Sunday, 3 August 2014

Death's Harvest

It's not often that the telegraph's Charles Moore gets a mention on here; poor Charles is generally obliged to churn out column drivel on behalf of the Conservative Party; weak, feeble and pissy stuff not generally worth quoting or recommending. This morning however he's off-piste and on form with a cogent and succinct analysis of Germany a century on from the start of what we call the Great War and they call the Erster Krieg. The photograph below tells the story. It was taken in a small, old town with a factory on the outskirts, a place smaller than Diss but bigger than Lavenham, with a (then) population of about five thousand souls. The one beneath is from Lavenham.

In Germany, the dead of the Great War (outlined) are dwarfed by the victims of the second; in England the position is reversed. Perhaps most poignant on the German memorial - on all German memorials - is the large block of names at the end, with birth years but no death years. These are the German soldiers taken prisoner by the Soviet Union, who died unknown and unrecorded, of disease, starvation, beating and maltreatment, after the war had ended. 

Looking at these dreadful lists of lives unfulfilled, of death's cruel harvest, from just two of the smallest towns in Europe, surely no-one can remain unconvinced of the utter hopeless, pointless stupidity of war. 

Added 9.34
By not wanting to make this post over-long I fear I may not have done justice to this. I leave it to war correspondent Alan Moorehead to provide the words:-
"Five years of watching war have made me personally loathe war, especially the childish wastage of it. But this thing - the brief ennoblement inside himself of the otherwise dreary and materialistic man - kept recurring, again and again, up to the very end, and it refreshed and lighted the whole sordid story.

The point perhaps is a little over-mystical, a little intangible. Yet there it is. Whatever material hardship and monotony lie ahead, the soldier will remember that he made his ultimate gesture, that he did something quite selfless to justify his history, himself and his children. He was, for a moment in time, a complete man. If there was one lesson we learned in France and the other occupied countries it was this: it never pays to capitulate. As long as there are things like Belsen Camp you must go on protesting. You must protest.

We were indignant. We protested. We won. All mankind advances. And this will be a matter of some lasting strength to those who fought. This, in the end, I saw, was the thing I was seeking: the explanation of the war. It was the thought in the mind of the Jugoslav who, knowing he was about to die, wrote to his unborn son:
My child, sleeping now in the dark and gathering strength for the struggle of birth, I wish you well. At present you have no proper shape, and you do not breathe, and you are blind. Yet when your time comes, your time and the time of your mother, whom I deeply love, there will be something in you that will give you power to fight for air and light. Such is your heritage, such is your destiny as a child born of woman - to fight for light and hold on, without knowing why ...

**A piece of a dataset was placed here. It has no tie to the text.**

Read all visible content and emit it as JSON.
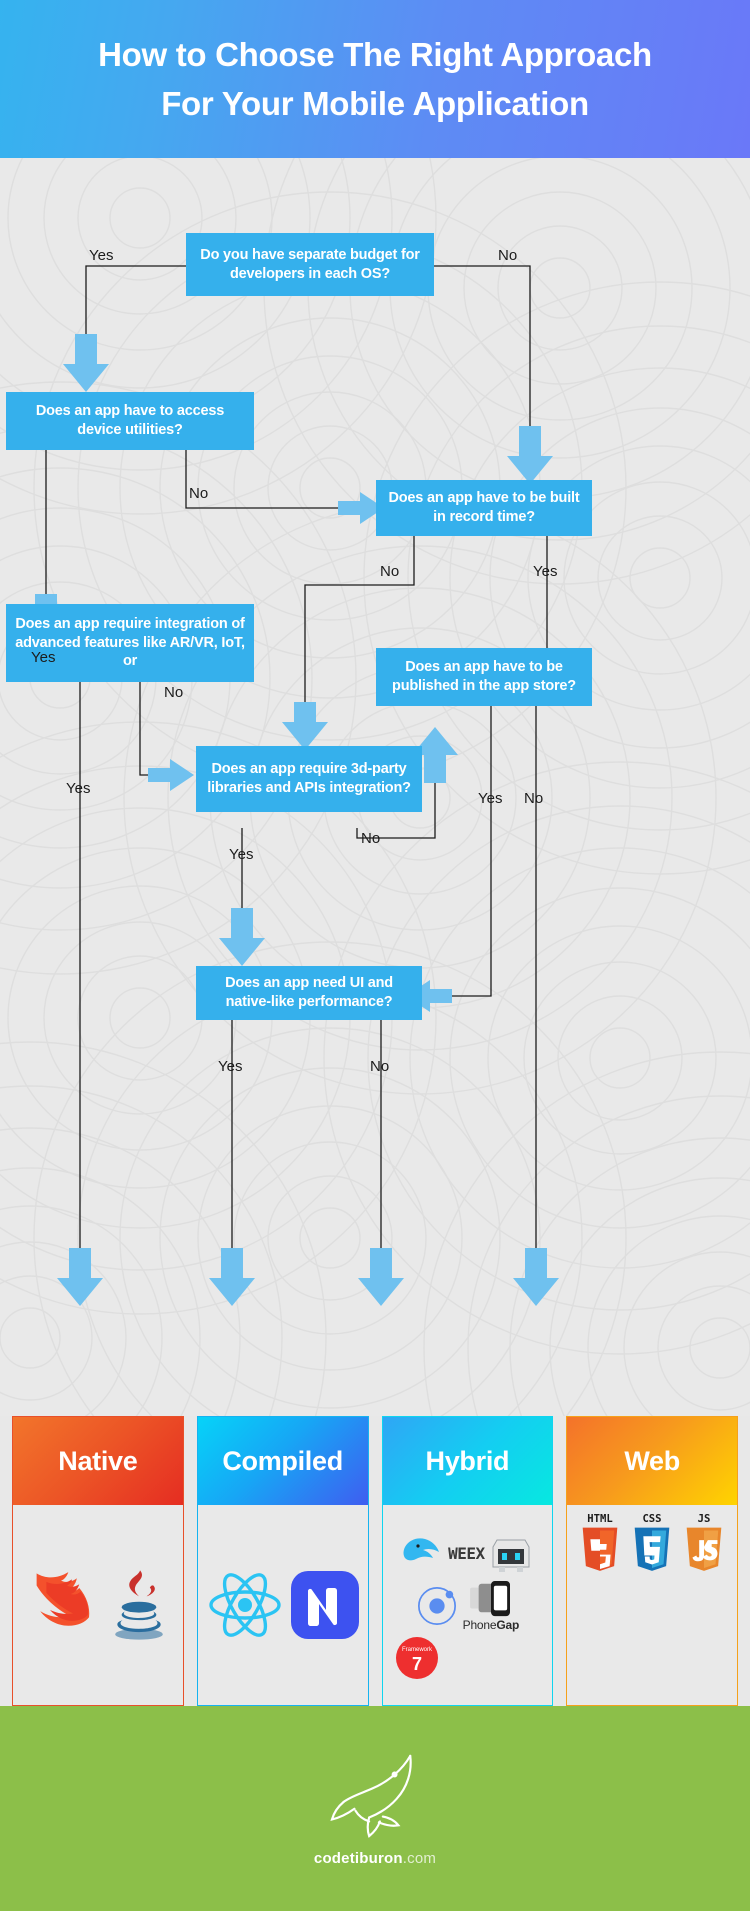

Keep your love of life but throw away your fear of death. Life must be loved or it is lost, but it should never be loved too well.

Keep your heart hungry for new knowledge, keep your hatred of a lie, and keep your power of indignation.

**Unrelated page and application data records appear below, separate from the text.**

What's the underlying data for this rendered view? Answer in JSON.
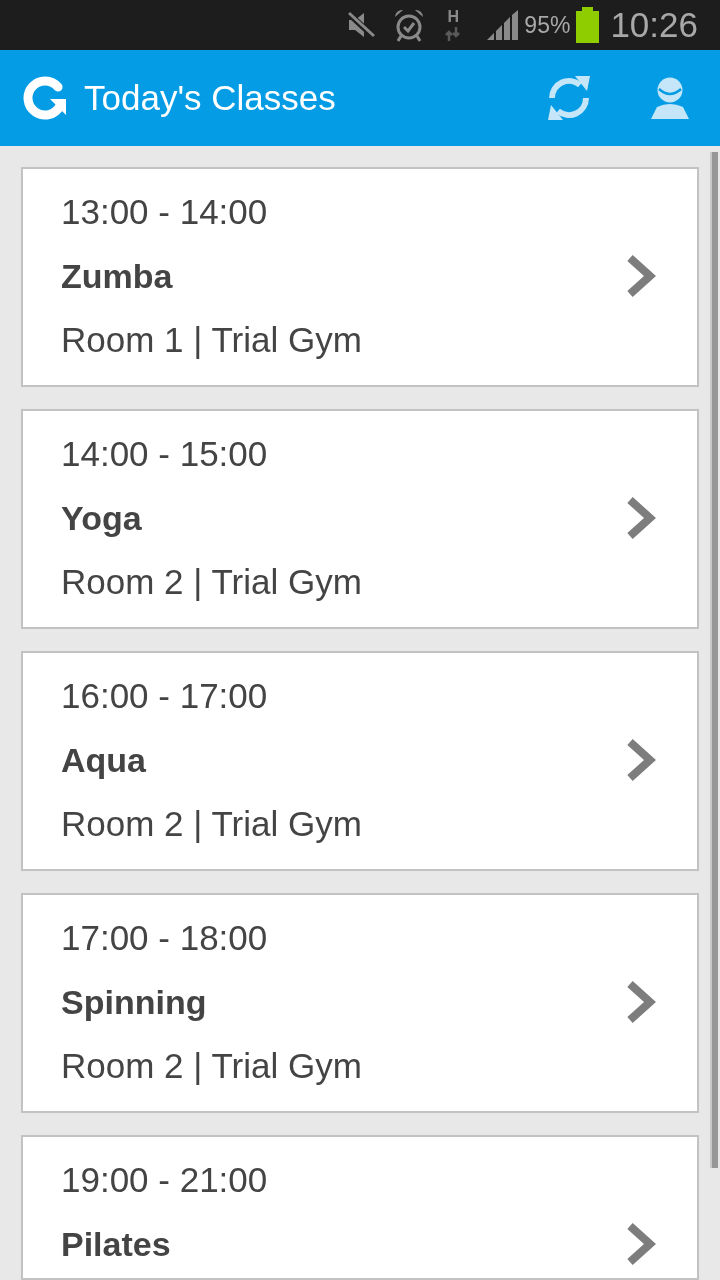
{
  "status_bar": {
    "network_type": "H",
    "battery_percent": "95%",
    "time": "10:26"
  },
  "app_bar": {
    "title": "Today's Classes"
  },
  "classes": [
    {
      "time": "13:00 - 14:00",
      "name": "Zumba",
      "room": "Room 1 | Trial Gym"
    },
    {
      "time": "14:00 - 15:00",
      "name": "Yoga",
      "room": "Room 2 | Trial Gym"
    },
    {
      "time": "16:00 - 17:00",
      "name": "Aqua",
      "room": "Room 2 | Trial Gym"
    },
    {
      "time": "17:00 - 18:00",
      "name": "Spinning",
      "room": "Room 2 | Trial Gym"
    },
    {
      "time": "19:00 - 21:00",
      "name": "Pilates"
    }
  ]
}
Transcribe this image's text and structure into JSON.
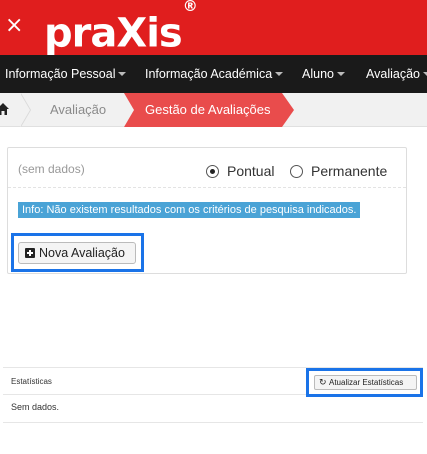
{
  "header": {
    "close_label": "×",
    "logo_text": "praXis",
    "logo_mark": "®",
    "background_color": "#e01e1e"
  },
  "navbar": {
    "items": [
      {
        "label": "Informação Pessoal"
      },
      {
        "label": "Informação Académica"
      },
      {
        "label": "Aluno"
      },
      {
        "label": "Avaliação"
      }
    ]
  },
  "breadcrumb": {
    "home_icon": "home-icon",
    "items": [
      {
        "label": "Avaliação"
      },
      {
        "label": "Gestão de Avaliações",
        "active": true
      }
    ],
    "active_color": "#e94c4c"
  },
  "filter_panel": {
    "no_data_text": "(sem dados)",
    "radio_options": [
      {
        "label": "Pontual",
        "selected": true
      },
      {
        "label": "Permanente",
        "selected": false
      }
    ],
    "info_message": "Info: Não existem resultados com os critérios de pesquisa indicados.",
    "info_color": "#4aa3d6",
    "new_button_label": "Nova Avaliação",
    "new_button_icon": "plus-square-icon"
  },
  "stats_panel": {
    "title": "Estatísticas",
    "refresh_button_label": "Atualizar Estatísticas",
    "refresh_icon": "refresh-icon",
    "body_text": "Sem dados."
  },
  "highlight_color": "#1a73e8"
}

Now I know I must die, and you must be born to stand upon the rubbish-heap of my errors. Forgive me for this; I am ashamed to leave you an untidy, uncomfortable world. But so it must be.

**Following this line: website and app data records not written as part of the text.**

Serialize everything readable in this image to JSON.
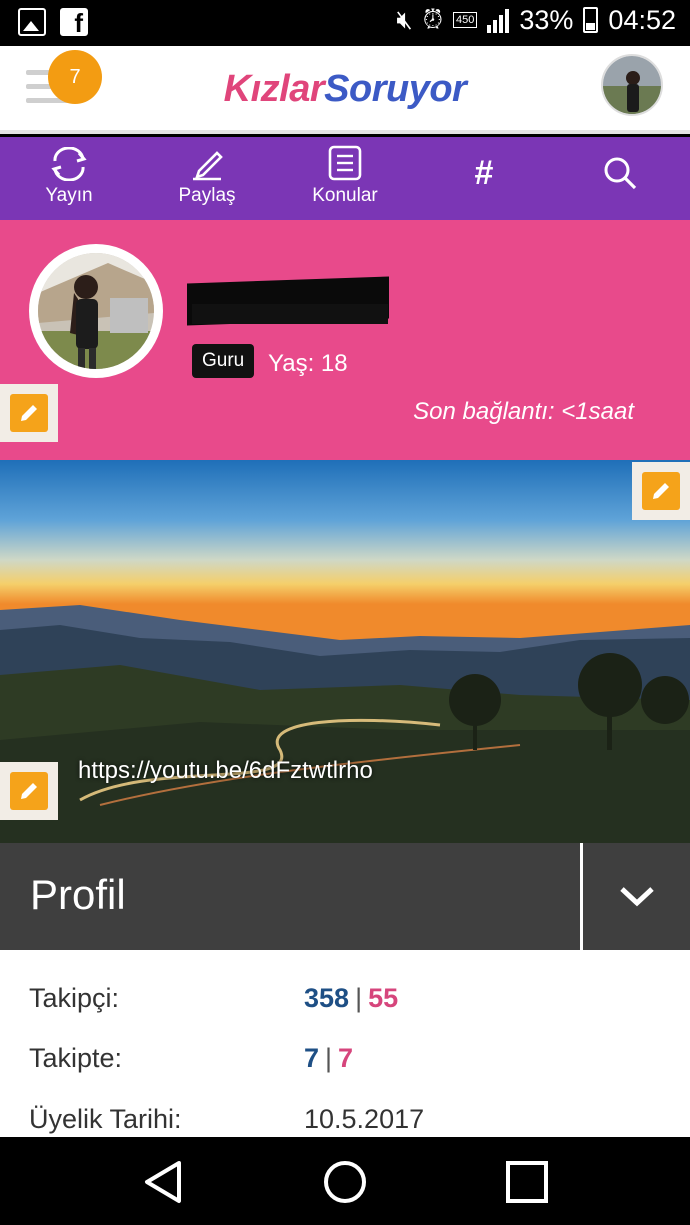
{
  "status_bar": {
    "battery": "33%",
    "time": "04:52",
    "data_badge": "450",
    "icons": [
      "gallery-icon",
      "facebook-icon",
      "mute-icon",
      "alarm-icon",
      "data-icon",
      "signal-icon",
      "battery-icon"
    ]
  },
  "header": {
    "notification_count": "7",
    "logo_part1": "Kızlar",
    "logo_part2": "Soruyor"
  },
  "nav": {
    "items": [
      {
        "label": "Yayın",
        "icon": "feed-icon"
      },
      {
        "label": "Paylaş",
        "icon": "pencil-icon"
      },
      {
        "label": "Konular",
        "icon": "list-icon"
      },
      {
        "label": "",
        "icon": "hashtag-icon"
      },
      {
        "label": "",
        "icon": "search-icon"
      }
    ]
  },
  "profile": {
    "badge": "Guru",
    "age": "Yaş: 18",
    "last_seen": "Son bağlantı: <1saat"
  },
  "cover": {
    "link": "https://youtu.be/6dFztwtlrho"
  },
  "section": {
    "title": "Profil"
  },
  "stats": {
    "followers_label": "Takipçi:",
    "followers_a": "358",
    "followers_b": "55",
    "following_label": "Takipte:",
    "following_a": "7",
    "following_b": "7",
    "member_label": "Üyelik Tarihi:",
    "member_since": "10.5.2017",
    "separator": "|"
  },
  "colors": {
    "purple_nav": "#7b36b5",
    "pink_banner": "#e84a8b",
    "accent_orange": "#f39c12",
    "blue_stat": "#1e4f85",
    "pink_stat": "#d6457c"
  }
}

In thought, as a last benediction, I kiss your forehead. Good-night to you, and a good morning and a clear dawn."